The Meaning of the Melody: Just a song, or paternalistic?
Everyday on the strike of 5 o’clock (in my area) an entrancing melody is played from loudspeakers that look like they were installed for propaganda purposes or doomsday warnings. The melody is majestic. It rings out during the warm tinge of dusk, its soothing notes wafting through the air like the scent of some distant doughnut van. It’s the perfect interval for Tokyo’s infamous hustle – a daily sedative in musical form.
It would be agreeable to leave it at that – to put it down as just a song – but when considering the absence of such a phenomenon in my own country – indeed in most other countries – I feel compelled to query its purpose. According to the Minato ward website, it’s played in order to test the loudspeakers for when a disaster strikes, so the sirens don’t let you down just when you need them. But this isn’t commonly known. In fact, the widely held belief is that it’s played in order to tell children that sunlight is fading and that it’s time to go home.
That seems sensible enough. You could postulate any number of reasons for why the evening would not be a fit place for children.
For one thing, decreased visibility and scampering children don’t mix well together. As an urban cyclist, I could vouch for that. But also, the onset of the evening usually brings with it the debauched sighs of tired-out salary men, whom having spent the day in the shackles of their companies might prefer instead to enjoy their evenings without the knowledge that there are impressionable and corruptible children wandering around. The melody therefore acts as a warning to all, including the children themselves.
Then to the question at hand, why is it the case that my countrymen don’t feel the need to issue such a warning? Do the British simply care less about the whereabouts of their children in the evenings?
Or could it be that their children are more independent and self-reliant? The evenings in London could certainly stand to have a few less kids on the streets, I’d say in my grumpy old-man voice.
At risk of stereotyping, the likely reason that no such warning exists in my country is because of fear of a “nanny state” – parents would probably resent the loudspeakers for their suggestive and disapproving tone. It places the sort of general expectations on parents that make that smug accusation – “well…the loudspeakers told you so” – always possible should any child run into any harm in the night.
Women-only train cars in Japan work on the same misguided principle of blame. If you’re a woman molested while riding a standard car at 8am, then the blame is implicitly placed on you. You should’ve gone to your designated women-only car, is the suggestion. Likewise, if you’re the parent of a mugged child, you should’ve known to call your child home earlier.
Of course, this is not to place a mild melodic warning on a par with the oppressive paternalism of gender segregated train cars. The latter is an utterly contemptible misunderstanding of gender equality. But both are different expressions of the same wider paternal tendency in Japan, for better or for worse.

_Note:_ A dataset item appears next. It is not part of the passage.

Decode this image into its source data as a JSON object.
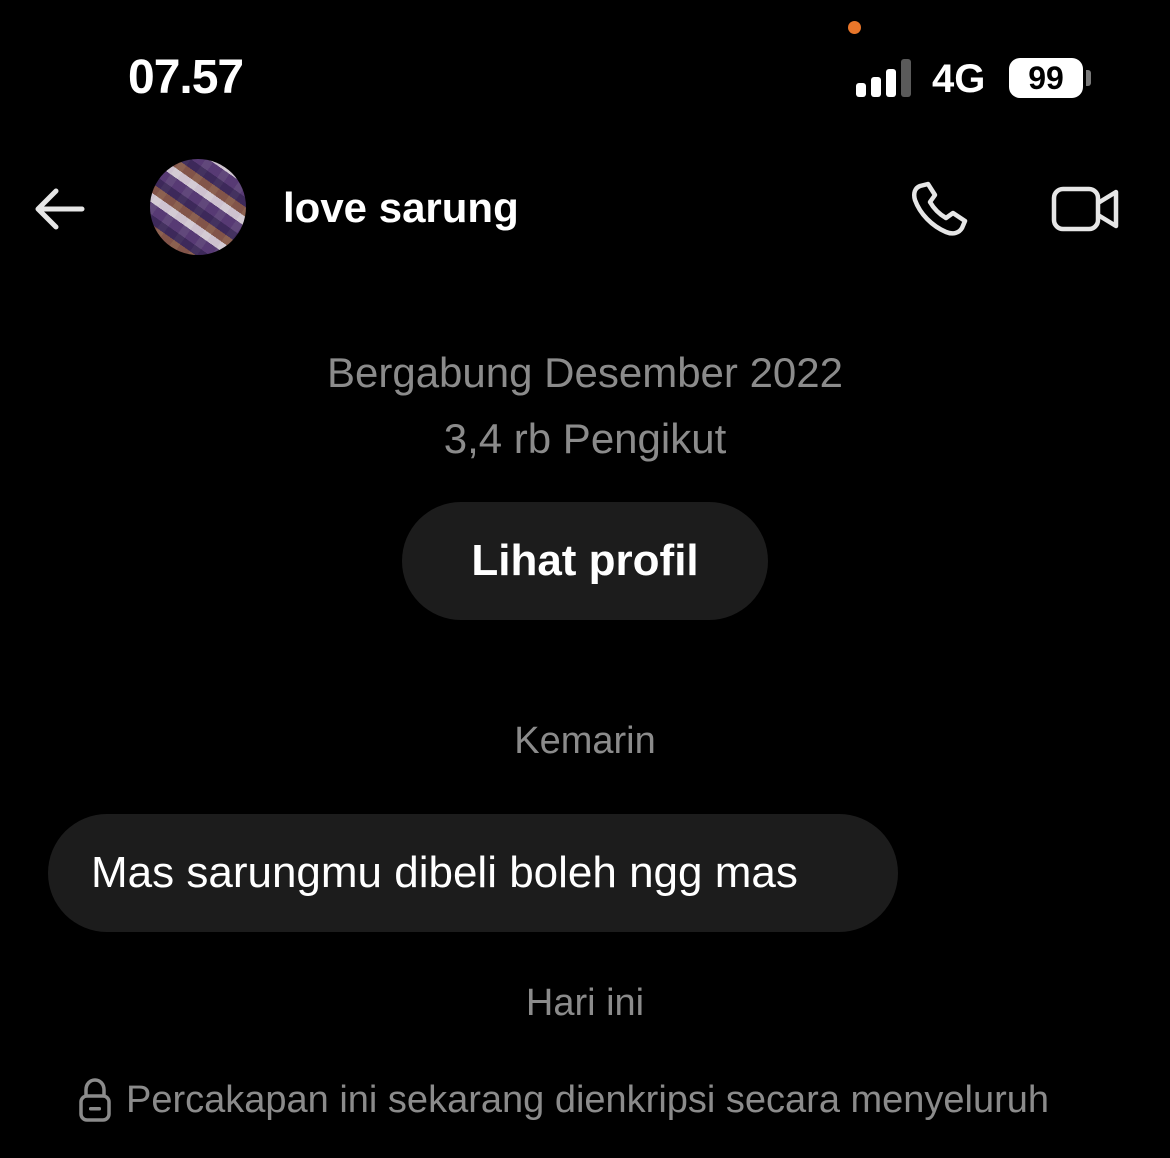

It’s the same tendency that dispatches teams of old men to stand in front of minor construction work on streets where nobody goes, waving batons around like children swatting flies. These chaps are, depending on your view, either terribly sweet and devoted, or pitifully redundant.

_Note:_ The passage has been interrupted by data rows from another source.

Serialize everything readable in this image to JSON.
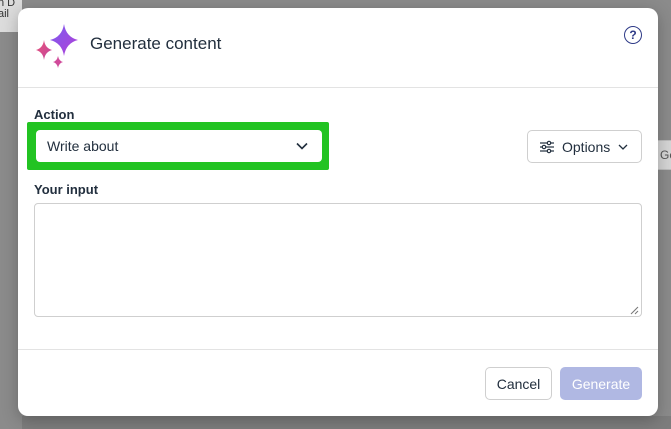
{
  "background": {
    "top_left_text_line1": "n D",
    "top_left_text_line2": "ail",
    "right_text": "Ge"
  },
  "dialog": {
    "title": "Generate content",
    "help_label": "?",
    "action_label": "Action",
    "action_selected": "Write about",
    "options_label": "Options",
    "input_label": "Your input",
    "input_value": "",
    "cancel_label": "Cancel",
    "generate_label": "Generate"
  },
  "colors": {
    "highlight": "#22c322",
    "generate_disabled": "#b0b8e3",
    "help_icon": "#2e3a87"
  },
  "icons": {
    "logo": "sparkle-stars-icon",
    "help": "question-circle-icon",
    "dropdown": "chevron-down-icon",
    "options": "sliders-icon",
    "resize": "resize-grip-icon"
  }
}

If it at least means the elderly are cared for, or if it means I’m well supplied with wet napkins and plastic utensils when I buy my bento, I could probably support such a paternalism (and, I’m sure there is some connection between this tendency and my lost wallet being handed in to the police!)

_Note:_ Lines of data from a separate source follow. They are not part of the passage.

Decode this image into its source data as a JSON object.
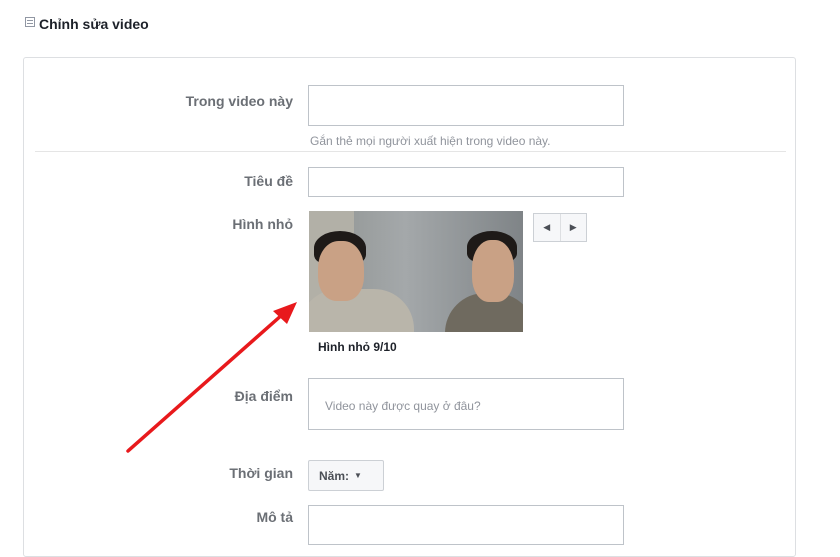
{
  "header": {
    "title": "Chỉnh sửa video",
    "icon": "collapse-icon"
  },
  "form": {
    "tag_people": {
      "label": "Trong video này",
      "hint": "Gắn thẻ mọi người xuất hiện trong video này."
    },
    "title": {
      "label": "Tiêu đề",
      "value": ""
    },
    "thumbnail": {
      "label": "Hình nhỏ",
      "caption": "Hình nhỏ 9/10",
      "prev_icon": "◀",
      "next_icon": "▶"
    },
    "location": {
      "label": "Địa điểm",
      "placeholder": "Video này được quay ở đâu?"
    },
    "time": {
      "label": "Thời gian",
      "year_select": "Năm:",
      "caret": "▼"
    },
    "description": {
      "label": "Mô tả",
      "value": ""
    }
  },
  "colors": {
    "accent": "#e8191c",
    "border": "#bec3c9",
    "label": "#6b6f75"
  }
}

However, there should be a very thick line drawn between this sort of paternalism – the one that looks out for me, and the other sort of paternalism – the one that watches over me, that claims to know what’s best for me, and that demands I listen. In other words, a charming but suggestive twilight melody is about my upper limit.
If you would like to share your opinions on any aspect of life in Tokyo with readers, email the editor with your ideas.
Main image: mioge on flickr.